Marsh wrote that “Pound was certainly non compos mentis by the time he was tried”; and Barnhisel wrote that “he was undeniably mentally ill by the time of his capture and for some years later.” “Certainly,” “undeniably”? This is a serious issue, and such things should not be said without sure knowledge. What do Marsh and Barnhisel know that warrants their diagnoses, at this distance in time, when the psychiatrists who examined him in the DTC in 1945 did not find him insane; and when all the St Elizabeths psychiatrists who examined him, except only their Superintendent, Overholser, could not find him insane in spite of the pressure from Overholser to do so? And those who knew him in the DTC, and nearly all of those who visited him in St Elizabeths, did not consider him mad. Cornell’s Affidavit to the effect that Pound was mad was demonstrable “bunk” (Pound’s term from a relevant context). The evidence of the four psychiatrists at the trial hearings in support of that Affidavit was, to put it mildly, hardly professional. (On this matter see Redman 228-9).
Alec Marsh wrote: “Pound was not doing his own propaganda, as Hugh Kenner claimed” – “but actively crafting his propaganda efforts to the needs of the regime.” The latter statement is part of the truth, but Kenner’s claim is also true (as Redman amply demonstrates – see, just for his conclusions, his pp. 251, 256).
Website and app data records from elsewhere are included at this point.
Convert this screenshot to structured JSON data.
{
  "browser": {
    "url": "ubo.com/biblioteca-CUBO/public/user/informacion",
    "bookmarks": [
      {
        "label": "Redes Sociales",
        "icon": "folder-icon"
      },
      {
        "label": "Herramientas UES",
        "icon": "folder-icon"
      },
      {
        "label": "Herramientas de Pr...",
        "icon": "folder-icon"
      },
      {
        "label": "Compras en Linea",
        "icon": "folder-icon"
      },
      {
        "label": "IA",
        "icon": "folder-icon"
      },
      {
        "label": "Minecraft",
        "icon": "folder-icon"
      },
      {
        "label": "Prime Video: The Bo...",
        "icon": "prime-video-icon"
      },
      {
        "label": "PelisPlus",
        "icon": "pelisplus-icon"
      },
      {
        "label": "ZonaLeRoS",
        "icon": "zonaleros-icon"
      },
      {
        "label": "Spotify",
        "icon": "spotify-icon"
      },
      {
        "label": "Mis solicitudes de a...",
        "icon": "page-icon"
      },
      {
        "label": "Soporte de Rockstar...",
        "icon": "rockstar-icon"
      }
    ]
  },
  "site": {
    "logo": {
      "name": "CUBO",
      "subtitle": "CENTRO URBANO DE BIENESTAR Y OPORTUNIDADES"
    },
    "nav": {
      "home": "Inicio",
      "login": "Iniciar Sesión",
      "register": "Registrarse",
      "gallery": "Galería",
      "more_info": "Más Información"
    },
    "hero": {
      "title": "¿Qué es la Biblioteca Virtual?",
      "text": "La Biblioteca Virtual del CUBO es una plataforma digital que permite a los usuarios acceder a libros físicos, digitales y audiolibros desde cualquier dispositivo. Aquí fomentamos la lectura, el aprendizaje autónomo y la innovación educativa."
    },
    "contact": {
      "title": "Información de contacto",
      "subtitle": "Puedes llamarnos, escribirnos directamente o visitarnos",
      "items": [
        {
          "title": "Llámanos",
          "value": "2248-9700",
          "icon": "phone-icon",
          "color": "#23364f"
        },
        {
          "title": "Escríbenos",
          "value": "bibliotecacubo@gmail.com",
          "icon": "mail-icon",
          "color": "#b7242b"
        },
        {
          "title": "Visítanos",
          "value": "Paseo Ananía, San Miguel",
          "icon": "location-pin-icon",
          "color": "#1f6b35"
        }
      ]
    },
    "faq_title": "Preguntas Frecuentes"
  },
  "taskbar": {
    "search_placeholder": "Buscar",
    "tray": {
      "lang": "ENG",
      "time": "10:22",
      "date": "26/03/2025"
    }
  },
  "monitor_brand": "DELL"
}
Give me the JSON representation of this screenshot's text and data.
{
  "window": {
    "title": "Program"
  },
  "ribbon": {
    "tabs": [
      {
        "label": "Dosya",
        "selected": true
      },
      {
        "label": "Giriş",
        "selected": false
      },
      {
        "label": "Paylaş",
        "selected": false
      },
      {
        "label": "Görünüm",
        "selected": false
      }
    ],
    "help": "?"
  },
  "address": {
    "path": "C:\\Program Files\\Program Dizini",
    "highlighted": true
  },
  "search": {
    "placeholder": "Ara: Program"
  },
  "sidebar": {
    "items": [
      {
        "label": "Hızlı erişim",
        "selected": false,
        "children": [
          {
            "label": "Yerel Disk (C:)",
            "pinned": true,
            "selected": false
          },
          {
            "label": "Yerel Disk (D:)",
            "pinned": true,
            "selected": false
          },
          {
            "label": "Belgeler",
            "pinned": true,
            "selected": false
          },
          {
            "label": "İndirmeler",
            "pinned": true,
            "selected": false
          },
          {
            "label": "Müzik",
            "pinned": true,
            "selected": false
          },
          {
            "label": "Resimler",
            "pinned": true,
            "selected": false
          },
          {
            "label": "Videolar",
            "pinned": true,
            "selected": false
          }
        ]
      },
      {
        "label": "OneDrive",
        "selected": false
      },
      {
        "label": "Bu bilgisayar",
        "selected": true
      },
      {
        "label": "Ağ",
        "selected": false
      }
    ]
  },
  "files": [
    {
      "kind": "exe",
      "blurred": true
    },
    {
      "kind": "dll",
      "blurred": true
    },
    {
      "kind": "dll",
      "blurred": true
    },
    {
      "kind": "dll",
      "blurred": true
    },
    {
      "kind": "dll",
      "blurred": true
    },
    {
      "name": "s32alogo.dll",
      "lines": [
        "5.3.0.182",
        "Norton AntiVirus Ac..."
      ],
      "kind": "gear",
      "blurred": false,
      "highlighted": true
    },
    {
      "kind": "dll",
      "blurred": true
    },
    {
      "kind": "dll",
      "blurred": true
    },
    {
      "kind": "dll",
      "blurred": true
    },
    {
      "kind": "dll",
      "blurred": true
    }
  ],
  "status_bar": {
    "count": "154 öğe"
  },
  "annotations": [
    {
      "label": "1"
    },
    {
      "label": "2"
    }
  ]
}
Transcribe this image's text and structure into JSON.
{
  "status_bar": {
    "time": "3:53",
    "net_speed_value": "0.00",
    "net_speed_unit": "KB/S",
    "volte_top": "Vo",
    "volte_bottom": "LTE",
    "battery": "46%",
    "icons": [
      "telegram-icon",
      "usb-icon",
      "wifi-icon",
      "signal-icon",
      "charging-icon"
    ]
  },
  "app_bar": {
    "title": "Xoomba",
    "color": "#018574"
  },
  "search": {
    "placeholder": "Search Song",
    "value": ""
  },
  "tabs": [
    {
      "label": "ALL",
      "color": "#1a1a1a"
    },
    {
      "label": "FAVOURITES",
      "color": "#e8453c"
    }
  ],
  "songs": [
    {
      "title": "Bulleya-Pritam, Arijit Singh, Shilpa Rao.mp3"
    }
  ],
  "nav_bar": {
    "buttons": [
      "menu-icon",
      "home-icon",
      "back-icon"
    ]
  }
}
Feldman himself correctly states in his conclusion: “it is clear that fascist mass-media organs provided key outlets for the propagation of [Pound’s] politico-economic views, from at least 1935 right until the end of World War II.” (160) But he doesn’t leave it there, and one needs to turn to Redman for the explanation, “that Pound believed fascism was the political movement best capable of putting into action the monetary reforms he envisaged as necessary to a just society” (Redman 267).
Redman’s Ezra Pound and Italian Fascism (Cambridge University Press, 1991) remains the authoritative study of its subject. Where Feldman “narrows the horizon” (ix) to simply what will identify Pound with Fascism and with “fascism,” and to his anti-Semitism, Redman examines and analyses what Pound actually wrote and believed, and reveals the complexities and the contradictions of his propaganda. His book not only renders Feldman’s largely superfluous, but disproves Feldman’s thesis that Pound’s propaganda was entirely and absolutely committed to “the fascist faith.”
Alec Marsh wrote that Feldman’s work “will change the way Pound is viewed,” that it “will change forever the way Pound’s political commitments are viewed and assessed,” that “Pound Studies will have to readjust.” In the face of that I would recommend “Pound Studies” to keep a cool head, as Surette does in his review, and to take Feldman’s book on board with due critical reflection and discrimination. And read Redman.
I rather think that Feldman’s work will give further licence to all those, critics, reviewers, journalists, who automatically tag Pound whenever they find cause to refer to him – in a review of a biography of Basil Bunting, for one instance, or an article on Picasso -- as (in varying order), “a money crank, mad, fascist, anti-Semitic.” What is it that makes some of us so uncritically ready to believe the worst about Pound and to have it eclipse what is of permanent value in his work?